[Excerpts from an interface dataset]

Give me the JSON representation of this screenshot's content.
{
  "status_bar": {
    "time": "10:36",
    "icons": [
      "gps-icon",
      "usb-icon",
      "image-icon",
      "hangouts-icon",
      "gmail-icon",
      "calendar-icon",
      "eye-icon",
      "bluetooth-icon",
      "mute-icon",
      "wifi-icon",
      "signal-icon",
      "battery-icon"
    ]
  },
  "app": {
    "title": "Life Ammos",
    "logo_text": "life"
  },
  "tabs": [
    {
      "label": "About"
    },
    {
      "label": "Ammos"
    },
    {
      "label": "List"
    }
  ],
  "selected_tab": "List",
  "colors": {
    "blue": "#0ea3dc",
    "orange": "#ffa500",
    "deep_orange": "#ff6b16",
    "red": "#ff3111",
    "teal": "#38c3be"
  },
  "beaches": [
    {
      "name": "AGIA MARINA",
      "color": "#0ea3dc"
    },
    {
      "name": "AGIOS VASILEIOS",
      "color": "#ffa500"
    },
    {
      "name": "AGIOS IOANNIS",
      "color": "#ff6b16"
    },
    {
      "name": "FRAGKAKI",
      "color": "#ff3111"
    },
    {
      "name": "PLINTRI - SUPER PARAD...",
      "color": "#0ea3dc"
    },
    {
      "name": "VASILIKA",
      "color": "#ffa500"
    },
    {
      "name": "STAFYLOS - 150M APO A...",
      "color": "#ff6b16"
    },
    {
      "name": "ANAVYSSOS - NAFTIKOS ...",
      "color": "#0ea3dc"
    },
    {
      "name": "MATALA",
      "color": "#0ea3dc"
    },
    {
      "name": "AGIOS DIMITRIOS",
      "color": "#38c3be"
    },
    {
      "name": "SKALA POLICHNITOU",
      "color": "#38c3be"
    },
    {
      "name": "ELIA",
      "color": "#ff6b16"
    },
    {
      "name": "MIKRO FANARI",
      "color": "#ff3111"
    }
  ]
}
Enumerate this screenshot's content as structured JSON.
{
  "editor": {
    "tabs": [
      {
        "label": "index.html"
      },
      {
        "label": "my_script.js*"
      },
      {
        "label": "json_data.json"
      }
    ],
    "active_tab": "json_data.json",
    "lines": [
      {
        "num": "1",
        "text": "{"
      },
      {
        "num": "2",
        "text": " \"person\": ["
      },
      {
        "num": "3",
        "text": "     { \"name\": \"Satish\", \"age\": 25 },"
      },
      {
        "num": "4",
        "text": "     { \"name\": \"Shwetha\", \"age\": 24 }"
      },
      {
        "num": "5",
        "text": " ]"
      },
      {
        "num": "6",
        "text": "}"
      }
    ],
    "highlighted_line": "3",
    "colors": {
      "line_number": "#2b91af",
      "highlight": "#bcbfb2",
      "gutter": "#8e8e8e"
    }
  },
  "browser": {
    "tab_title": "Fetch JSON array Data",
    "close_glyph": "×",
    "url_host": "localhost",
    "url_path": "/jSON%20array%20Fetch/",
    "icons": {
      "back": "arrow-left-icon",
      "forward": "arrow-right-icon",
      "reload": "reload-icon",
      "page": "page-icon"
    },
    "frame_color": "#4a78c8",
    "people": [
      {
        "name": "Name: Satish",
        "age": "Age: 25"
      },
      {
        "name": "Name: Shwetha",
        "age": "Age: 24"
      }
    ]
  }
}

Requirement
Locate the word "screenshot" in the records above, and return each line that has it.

Task solution
Give me the JSON representation of this screenshot's content.
Enumerate this screenshot's content as structured JSON.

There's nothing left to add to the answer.